I am delighted to have this opportunity to greet you and your families as we prepare for the great feast of Christmas. For many, especially the young, it is a time that is filled with wonder and joy. However, even if we are of the age when Santa no longer visits us, we can fill our hearts with the excitement we see around us. There is no better way to get inside the Christmas story than to see it with the eyes of a child. Sometimes as adults we hear the phrase “its only for the children” and indeed there is a truth in that. But really, it is something for us all. Because what we are celebrating is the birth of a baby – and not just any baby – but the birth of the Saviour who would show us that the way to eternal life for each of us is our human life that began when we were formed in the womb.
During the past year, the work in our Diocese of Ferns has been to re-establish pastoral life in our parishes as the effect of the pandemic dies down. Occasions of joy like weddings and baptisms, First Holy Communions and Confirmations have recaptured the energy that was there before Covid. Also, as God’s people, we have come together again as communities to help people grieve at the time of a funeral. We have also as a Diocese responded to Pope Francis invitation to be a SynodalChurch, that is, a church that listens especially to those on the margins of church or society. An image that fits Pope Francis’ call is the image of the Great News of Christ’s birth coming first to the shepherd, the least of people in the world into which Jesus was born.
As we send messages of hope and joy to people, we are conscious that not every life is filled with happiness. Many people in our parishes are feeling the strain of perhaps inflation or homelessness, and indeed many worry about the future and even the simple task of heating their homes. If you are moved by the needs of others, especially families with children, then the St Vincent DePaul organization would be delighted to hear from you. They are the outreach of our church here in the Diocese to those who are in the most need.
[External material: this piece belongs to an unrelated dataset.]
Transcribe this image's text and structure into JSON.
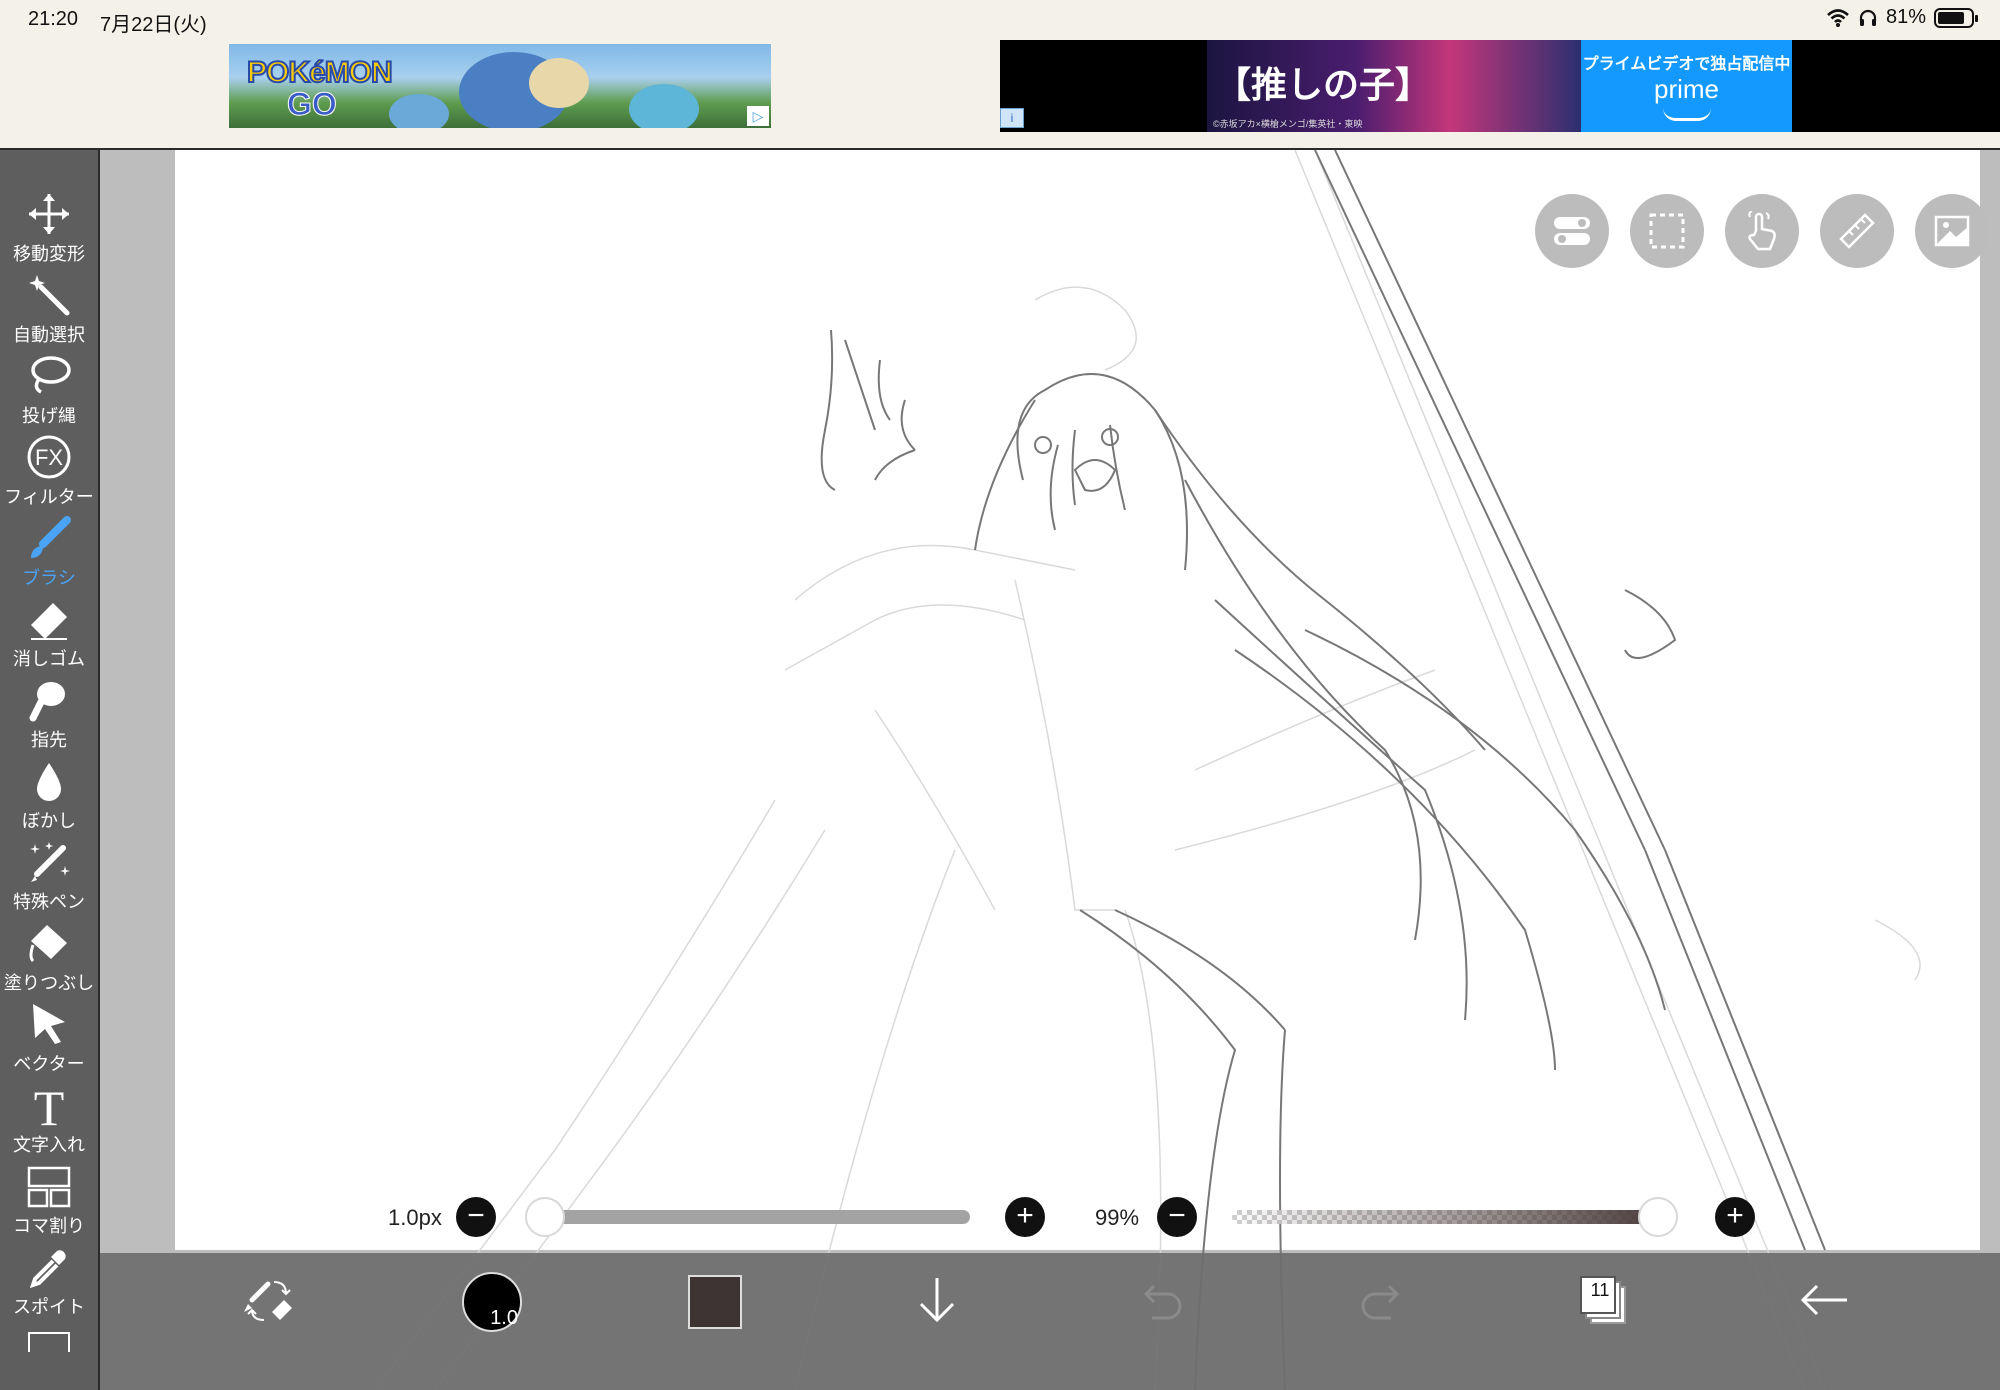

Last year, I acknowledged the work and sacrifice of frontline workers in the face of the pandemic. We have become used to the comings and goings of the pandemic at this stage but the work of those at the frontline continues, particularly in our health services. I wish, on your behalf, to thank them for their work and dedication and I ask that those of us who are well would take every precaution to avoid the spread of disease and so lighten the burden on our health services.
Christ brought hope into the world by his life and teaching. He especially brought that hope to those who were outsiders, those who were excluded. Hope is the gift of helping someone to look forward to tomorrow. With God’s help our words and our actions will give a sense of that hope to the people with whom we share this special time.
I wish everyone a blessed and happy Christmas and a safe and healthy New Year.